The bottle process short version: cut, grind, polish, sandblast, anneal in the kiln.
The fiddly bits
The lights I have for these lamps are typical ‘night light’ lamps — a socket with a metal butterfly fitting. I wanted it to be easy to remove / change the light when necessary, so I came up with glass ‘shelving’ that I adhere on the inside of the bottle
I use glass scraps that I cut into small rectangles. I grind and polish these so no one gets a nasty surprise when trying to change the bulb. Here is a before and after photo.
Here is the view from underneath — the small light sitting on top of the ‘shelves’ inside the stem.
Updates (after countless revisions)
I have spent several weeks immersed in mushroom lamp creation — everything from glass to glue. Here are some updates to this blog post.
- I decided to go with LED lamps. I have both ‘warm’ and ‘cool’ that I select based on the mushroom lamp colors. LEDs are energy efficient and stay cool to the touch and, especially for the ‘cool’ bulbs, show off the glass colors better.
- After all of that work, I am not doing the glass shelves. I figured out a way to custom bend the light fixture to better fit in the stem and stay put.
- I think silicone choice #3 is the winner. That took a while.
By now, my mushroom caps are out of the kiln and (hopefully) nicely formed to resemble a mushroom. I use a clear indoor-outdoor silicone to attach both the glass ‘shelves’ and the mushroom cap. This takes several hours to cure.
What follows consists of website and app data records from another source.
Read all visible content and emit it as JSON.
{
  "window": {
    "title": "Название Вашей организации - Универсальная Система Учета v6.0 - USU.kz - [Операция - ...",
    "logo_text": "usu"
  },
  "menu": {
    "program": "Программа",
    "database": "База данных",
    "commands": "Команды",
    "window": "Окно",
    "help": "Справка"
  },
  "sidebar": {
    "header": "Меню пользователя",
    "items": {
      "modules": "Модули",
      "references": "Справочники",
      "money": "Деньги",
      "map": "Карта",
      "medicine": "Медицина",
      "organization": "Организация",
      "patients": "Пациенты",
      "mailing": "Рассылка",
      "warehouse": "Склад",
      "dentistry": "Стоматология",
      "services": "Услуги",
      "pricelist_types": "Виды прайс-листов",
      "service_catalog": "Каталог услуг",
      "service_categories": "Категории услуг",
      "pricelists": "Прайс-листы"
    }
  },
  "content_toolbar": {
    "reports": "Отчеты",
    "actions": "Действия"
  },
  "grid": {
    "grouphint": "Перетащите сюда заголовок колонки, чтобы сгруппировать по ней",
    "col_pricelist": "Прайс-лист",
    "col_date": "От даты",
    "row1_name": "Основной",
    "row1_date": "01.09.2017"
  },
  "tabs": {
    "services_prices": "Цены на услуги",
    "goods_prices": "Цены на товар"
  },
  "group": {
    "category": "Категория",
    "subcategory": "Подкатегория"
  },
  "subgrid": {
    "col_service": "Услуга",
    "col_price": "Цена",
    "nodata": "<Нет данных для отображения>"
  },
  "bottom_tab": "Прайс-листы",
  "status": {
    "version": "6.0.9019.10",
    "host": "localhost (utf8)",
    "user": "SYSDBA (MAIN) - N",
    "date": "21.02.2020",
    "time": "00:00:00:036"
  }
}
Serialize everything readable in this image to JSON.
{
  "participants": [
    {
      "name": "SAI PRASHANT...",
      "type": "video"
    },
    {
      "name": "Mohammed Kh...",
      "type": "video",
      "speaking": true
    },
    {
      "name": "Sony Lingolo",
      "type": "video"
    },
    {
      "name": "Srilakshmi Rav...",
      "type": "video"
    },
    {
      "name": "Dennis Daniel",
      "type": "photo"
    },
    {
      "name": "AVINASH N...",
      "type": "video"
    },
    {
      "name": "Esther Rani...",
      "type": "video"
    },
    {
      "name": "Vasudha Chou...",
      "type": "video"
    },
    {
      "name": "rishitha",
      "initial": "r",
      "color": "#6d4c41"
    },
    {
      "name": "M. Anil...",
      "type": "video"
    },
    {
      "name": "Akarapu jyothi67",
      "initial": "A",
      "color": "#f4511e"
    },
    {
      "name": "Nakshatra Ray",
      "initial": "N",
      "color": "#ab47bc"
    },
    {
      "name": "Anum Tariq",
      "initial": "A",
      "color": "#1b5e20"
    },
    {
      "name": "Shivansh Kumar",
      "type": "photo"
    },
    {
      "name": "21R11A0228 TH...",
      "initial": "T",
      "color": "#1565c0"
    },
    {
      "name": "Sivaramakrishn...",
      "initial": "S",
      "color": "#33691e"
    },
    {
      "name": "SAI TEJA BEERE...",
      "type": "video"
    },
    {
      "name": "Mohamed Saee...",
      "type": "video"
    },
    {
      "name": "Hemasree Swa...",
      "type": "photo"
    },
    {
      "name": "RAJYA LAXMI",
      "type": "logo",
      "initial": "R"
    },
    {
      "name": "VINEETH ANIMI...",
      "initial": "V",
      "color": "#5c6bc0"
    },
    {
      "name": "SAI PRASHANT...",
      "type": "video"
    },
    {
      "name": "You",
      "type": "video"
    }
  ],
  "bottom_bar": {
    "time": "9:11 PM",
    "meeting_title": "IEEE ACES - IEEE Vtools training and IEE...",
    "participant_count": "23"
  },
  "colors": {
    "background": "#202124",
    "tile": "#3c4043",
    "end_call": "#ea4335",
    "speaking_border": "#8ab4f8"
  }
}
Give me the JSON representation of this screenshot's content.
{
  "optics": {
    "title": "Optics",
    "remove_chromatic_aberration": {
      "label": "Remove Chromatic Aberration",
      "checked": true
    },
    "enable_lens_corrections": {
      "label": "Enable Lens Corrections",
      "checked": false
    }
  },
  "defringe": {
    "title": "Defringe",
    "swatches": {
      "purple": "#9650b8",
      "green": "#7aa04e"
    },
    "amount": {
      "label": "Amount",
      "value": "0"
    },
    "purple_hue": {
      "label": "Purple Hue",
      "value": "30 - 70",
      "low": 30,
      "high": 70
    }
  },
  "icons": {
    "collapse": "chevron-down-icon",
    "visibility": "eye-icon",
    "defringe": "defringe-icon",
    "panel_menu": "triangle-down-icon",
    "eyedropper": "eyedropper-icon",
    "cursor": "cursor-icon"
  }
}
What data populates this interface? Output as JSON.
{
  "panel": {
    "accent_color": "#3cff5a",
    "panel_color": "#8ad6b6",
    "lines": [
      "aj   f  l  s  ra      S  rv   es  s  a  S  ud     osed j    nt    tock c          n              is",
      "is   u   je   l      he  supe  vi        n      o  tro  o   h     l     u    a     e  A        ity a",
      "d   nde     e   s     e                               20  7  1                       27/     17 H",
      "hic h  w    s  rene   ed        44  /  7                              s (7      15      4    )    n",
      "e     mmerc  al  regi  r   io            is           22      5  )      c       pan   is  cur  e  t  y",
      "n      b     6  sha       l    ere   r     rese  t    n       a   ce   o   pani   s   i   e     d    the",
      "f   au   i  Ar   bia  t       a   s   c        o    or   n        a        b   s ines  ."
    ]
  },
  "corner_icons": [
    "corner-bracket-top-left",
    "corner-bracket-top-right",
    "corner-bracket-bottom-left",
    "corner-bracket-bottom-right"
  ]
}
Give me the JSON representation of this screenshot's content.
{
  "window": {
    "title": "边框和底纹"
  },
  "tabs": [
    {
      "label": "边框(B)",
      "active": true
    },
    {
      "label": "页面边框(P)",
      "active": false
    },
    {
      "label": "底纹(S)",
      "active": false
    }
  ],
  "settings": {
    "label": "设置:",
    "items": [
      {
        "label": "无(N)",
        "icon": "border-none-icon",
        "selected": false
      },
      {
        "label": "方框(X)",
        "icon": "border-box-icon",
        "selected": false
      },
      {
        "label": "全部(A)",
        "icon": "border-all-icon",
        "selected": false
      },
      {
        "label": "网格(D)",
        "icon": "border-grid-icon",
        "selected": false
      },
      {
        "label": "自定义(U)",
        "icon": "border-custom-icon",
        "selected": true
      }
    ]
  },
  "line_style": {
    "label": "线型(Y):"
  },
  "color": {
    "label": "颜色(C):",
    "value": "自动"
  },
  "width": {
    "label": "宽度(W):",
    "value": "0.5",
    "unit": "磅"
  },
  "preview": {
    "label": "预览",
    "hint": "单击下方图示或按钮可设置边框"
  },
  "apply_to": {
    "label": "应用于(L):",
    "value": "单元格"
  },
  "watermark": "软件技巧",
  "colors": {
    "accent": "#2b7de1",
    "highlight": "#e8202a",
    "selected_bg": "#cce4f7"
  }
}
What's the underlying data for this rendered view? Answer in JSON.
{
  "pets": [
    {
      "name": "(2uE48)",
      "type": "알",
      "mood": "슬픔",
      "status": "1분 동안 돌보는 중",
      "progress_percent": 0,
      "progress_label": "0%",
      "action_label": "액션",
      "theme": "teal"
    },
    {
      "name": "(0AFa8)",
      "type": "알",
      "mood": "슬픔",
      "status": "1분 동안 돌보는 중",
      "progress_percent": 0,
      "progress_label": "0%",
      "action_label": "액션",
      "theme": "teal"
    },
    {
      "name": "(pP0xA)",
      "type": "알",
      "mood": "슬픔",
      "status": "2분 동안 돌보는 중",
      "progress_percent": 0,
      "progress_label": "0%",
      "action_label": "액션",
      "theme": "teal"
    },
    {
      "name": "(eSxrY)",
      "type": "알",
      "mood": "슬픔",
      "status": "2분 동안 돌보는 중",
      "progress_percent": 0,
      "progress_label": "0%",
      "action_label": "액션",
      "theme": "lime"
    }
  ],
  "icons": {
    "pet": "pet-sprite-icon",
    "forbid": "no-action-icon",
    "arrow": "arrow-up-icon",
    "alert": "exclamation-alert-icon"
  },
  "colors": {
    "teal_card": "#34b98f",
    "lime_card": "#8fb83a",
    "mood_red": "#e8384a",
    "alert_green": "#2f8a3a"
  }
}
This is where things slow down
Excited (sometimes confounded or intrigued) by what I find in the kiln, I push these mushrooms aside and make more. Or start off on a new path, exploring shape or color, or experiment with new glass reactions.
That’s all very fun and cool, but… this is how I fail to list things in my shop. #TrueStory
There’s photographs to take, measurements and specifics to list for each piece, and the task of writing up a description that is both informative and holds a viewer’s attention for more than a quick scroll. I also try to maintain a presence on Instagram and Facebook (which is spotty at best).
So you can see how this happens. ?
Shop update this week
I have been immersed learning all that I can about fusing glass and doing my research and development, so I am nearing takeoff for listing new items by the end of this week. I will update this post at that time.
My Art for Sale Facebook group gets a ‘first dibs’ look at new listings and opportunity to purchase for ~24 hours before listings are public, then items will be listed in the shop on this site. Click the link to join the Facebook group for first dibs!